Since our classes will all rejoin  for the next cluster reunion, this anticipates that.  We hope to be able to combine the current Class of 1968 and 1969 sites and make it a central portal for all three classes, once we solve  some technical issues.  Class members from '68 and '69 may also chime in on whether that's a good move before we do so.

Paul Safyan


The One Oberlin Report:

President Ambar and other Oberlin Faculty have planned a speaking tour to inform alumni about this report and the progress towards implementation.

The Report WAS adopted by the General Faculty by a nearly unanimous vote in May.

Links within the article pictured below are not active from this page.

The link to the articles referenced is:



Since most of the chatter on the site recently has been about the financial state of the College, I'm going to try to  improve the structure by asking you to post on that topic here instead.  Let's see if that helps the flow.

You will notice that you can Reply to Others or start a new topic.

You can choose whether you receive all updates or not.

Pictures and documents can be posted here, too

  • Click on Class Chats on the Left Navigation Column
  • Click on the Link Oberlin Finance New Topic on that screen
  • Read, Reply, or Start a New Topic (Thread)




HI, Everyone:

Thanks to Aaron Levin, we now have a recording of the Class Memorial Service, held during the Reunion.

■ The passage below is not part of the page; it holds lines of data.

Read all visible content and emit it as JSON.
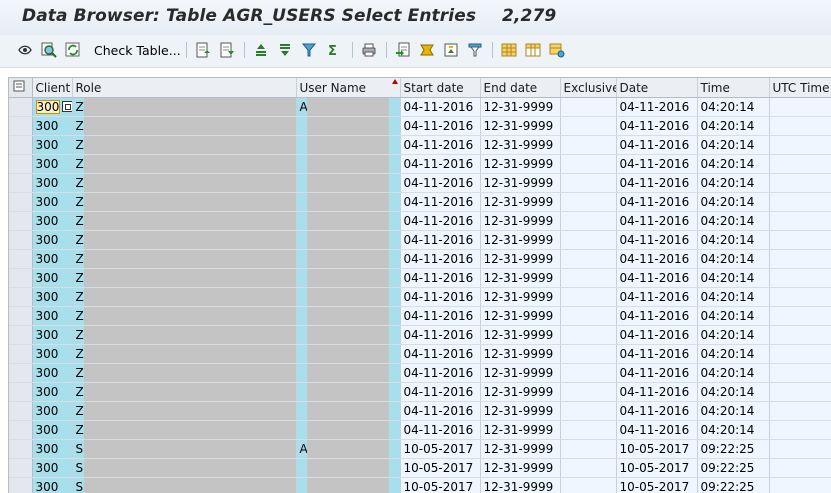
{
  "window": {
    "title": "Data Browser: Table AGR_USERS Select Entries",
    "entry_count": "2,279"
  },
  "toolbar": {
    "check_table_label": "Check Table...",
    "icons": [
      "details-icon",
      "search-icon",
      "refresh-icon",
      "first-page-icon",
      "last-page-icon",
      "sort-ascending-icon",
      "sort-descending-icon",
      "filter-icon",
      "total-icon",
      "print-icon",
      "export-icon",
      "calculator-icon",
      "graphic-icon",
      "layout-icon",
      "grid-icon",
      "columns-icon",
      "settings-icon"
    ]
  },
  "columns": [
    "Client",
    "Role",
    "User Name",
    "Start date",
    "End date",
    "Exclusive",
    "Date",
    "Time",
    "UTC Time S"
  ],
  "rows": [
    {
      "client": "300",
      "role": "Z",
      "user": "A",
      "start": "04-11-2016",
      "end": "12-31-9999",
      "exclusive": "",
      "date": "04-11-2016",
      "time": "04:20:14"
    },
    {
      "client": "300",
      "role": "Z",
      "user": "",
      "start": "04-11-2016",
      "end": "12-31-9999",
      "exclusive": "",
      "date": "04-11-2016",
      "time": "04:20:14"
    },
    {
      "client": "300",
      "role": "Z",
      "user": "",
      "start": "04-11-2016",
      "end": "12-31-9999",
      "exclusive": "",
      "date": "04-11-2016",
      "time": "04:20:14"
    },
    {
      "client": "300",
      "role": "Z",
      "user": "",
      "start": "04-11-2016",
      "end": "12-31-9999",
      "exclusive": "",
      "date": "04-11-2016",
      "time": "04:20:14"
    },
    {
      "client": "300",
      "role": "Z",
      "user": "",
      "start": "04-11-2016",
      "end": "12-31-9999",
      "exclusive": "",
      "date": "04-11-2016",
      "time": "04:20:14"
    },
    {
      "client": "300",
      "role": "Z",
      "user": "",
      "start": "04-11-2016",
      "end": "12-31-9999",
      "exclusive": "",
      "date": "04-11-2016",
      "time": "04:20:14"
    },
    {
      "client": "300",
      "role": "Z",
      "user": "",
      "start": "04-11-2016",
      "end": "12-31-9999",
      "exclusive": "",
      "date": "04-11-2016",
      "time": "04:20:14"
    },
    {
      "client": "300",
      "role": "Z",
      "user": "",
      "start": "04-11-2016",
      "end": "12-31-9999",
      "exclusive": "",
      "date": "04-11-2016",
      "time": "04:20:14"
    },
    {
      "client": "300",
      "role": "Z",
      "user": "",
      "start": "04-11-2016",
      "end": "12-31-9999",
      "exclusive": "",
      "date": "04-11-2016",
      "time": "04:20:14"
    },
    {
      "client": "300",
      "role": "Z",
      "user": "",
      "start": "04-11-2016",
      "end": "12-31-9999",
      "exclusive": "",
      "date": "04-11-2016",
      "time": "04:20:14"
    },
    {
      "client": "300",
      "role": "Z",
      "user": "",
      "start": "04-11-2016",
      "end": "12-31-9999",
      "exclusive": "",
      "date": "04-11-2016",
      "time": "04:20:14"
    },
    {
      "client": "300",
      "role": "Z",
      "user": "",
      "start": "04-11-2016",
      "end": "12-31-9999",
      "exclusive": "",
      "date": "04-11-2016",
      "time": "04:20:14"
    },
    {
      "client": "300",
      "role": "Z",
      "user": "",
      "start": "04-11-2016",
      "end": "12-31-9999",
      "exclusive": "",
      "date": "04-11-2016",
      "time": "04:20:14"
    },
    {
      "client": "300",
      "role": "Z",
      "user": "",
      "start": "04-11-2016",
      "end": "12-31-9999",
      "exclusive": "",
      "date": "04-11-2016",
      "time": "04:20:14"
    },
    {
      "client": "300",
      "role": "Z",
      "user": "",
      "start": "04-11-2016",
      "end": "12-31-9999",
      "exclusive": "",
      "date": "04-11-2016",
      "time": "04:20:14"
    },
    {
      "client": "300",
      "role": "Z",
      "user": "",
      "start": "04-11-2016",
      "end": "12-31-9999",
      "exclusive": "",
      "date": "04-11-2016",
      "time": "04:20:14"
    },
    {
      "client": "300",
      "role": "Z",
      "user": "",
      "start": "04-11-2016",
      "end": "12-31-9999",
      "exclusive": "",
      "date": "04-11-2016",
      "time": "04:20:14"
    },
    {
      "client": "300",
      "role": "Z",
      "user": "",
      "start": "04-11-2016",
      "end": "12-31-9999",
      "exclusive": "",
      "date": "04-11-2016",
      "time": "04:20:14"
    },
    {
      "client": "300",
      "role": "S",
      "user": "A",
      "start": "10-05-2017",
      "end": "12-31-9999",
      "exclusive": "",
      "date": "10-05-2017",
      "time": "09:22:25"
    },
    {
      "client": "300",
      "role": "S",
      "user": "",
      "start": "10-05-2017",
      "end": "12-31-9999",
      "exclusive": "",
      "date": "10-05-2017",
      "time": "09:22:25"
    },
    {
      "client": "300",
      "role": "S",
      "user": "",
      "start": "10-05-2017",
      "end": "12-31-9999",
      "exclusive": "",
      "date": "10-05-2017",
      "time": "09:22:25"
    }
  ],
  "colors": {
    "key_column": "#a8dfec",
    "data_column": "#eef7ff",
    "redacted": "#c4c4c4",
    "header": "#ebeef2"
  }
}
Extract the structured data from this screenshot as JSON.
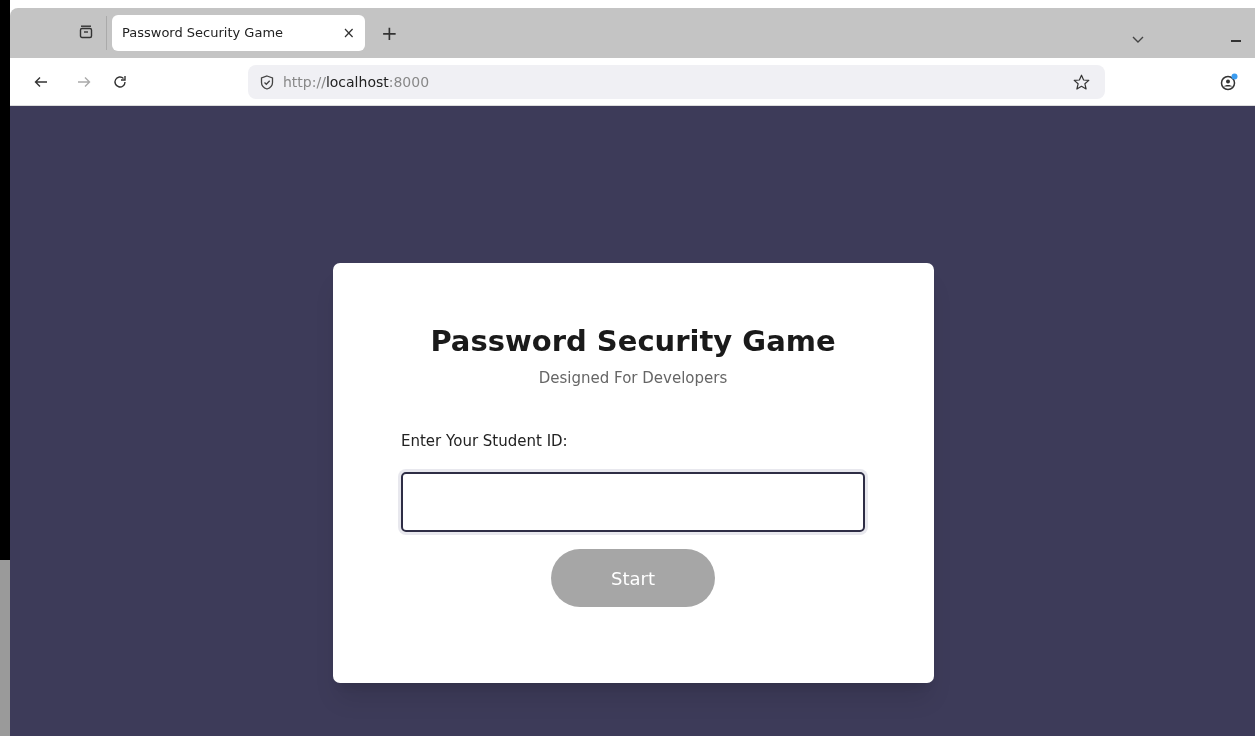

Effectively edited, it is about 26 minutes long.  You can listen to it by clicking below. Whatever software you use for listening to audio should start up when you click the link.


Click Here to listen to a recording of the Class of 1968 Memorial Service in Clonick Hall

 If for some reason that doesn't work for you, let me know.  I can email a file that is small enough for most emails to handle.